So far, Bettman’s said that the economy hasn’t really impacted revenues. I believe him. What he isn’t saying is that something like 80% of the league revenues are locked in before the puck drops to open the season, so there’s not a lot of wiggle room (good OR bad), barring some major catastrophe like a team owner going broke.

But next year? We’ll have to wait and see — when sponsorships and other deals are renegtiated next year? We’re seeing companies walk to the sidelines in other areas of sponsorships. Will teams find the economic weakness leads to reduced ticket sales, or price reductions to manage reduced demand?

None of this is (a) bad, or (b) the CBA’s “fault”, or (c) bettman’s fault. It’s part of the economic reality of life. Are some teams in deep trouble if the cap flattens or goes down? Definitely. But that’s because some teams are lousy at planning and budgeting, not because the system is flawed. ANY system you put in place, some teams (hello, Toronto) will find ways to screw it up, while other teams never seem to run into those problems and find ways to prosper (hello, Detroit and San Jose). And then there are teams like Anaheim, which sometimes guess wrong and sometimes run into surprises, but figure out a way to make it happen.

Hey, if you ask me, any team that insists on spending to the cap, committing too much salary for too many years and is depending on the cap continuing to go up gets exactly what it deserves. Don’t “fix” the system, get better management.

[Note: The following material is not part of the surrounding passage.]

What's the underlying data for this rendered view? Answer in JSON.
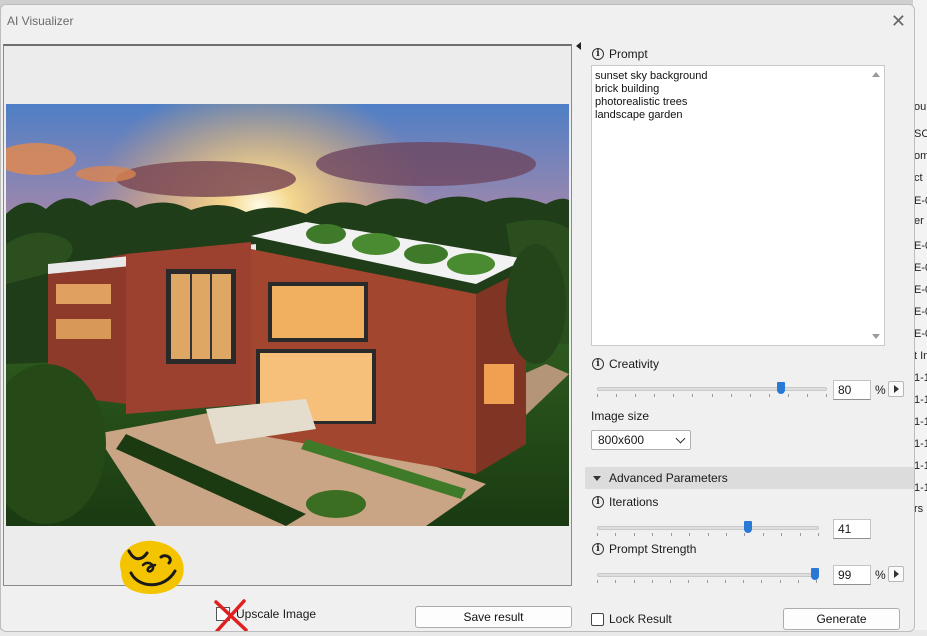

The good teams seem to be able to navigate this pretty well, even though we’re still in the learning curve for the CPA and the cap.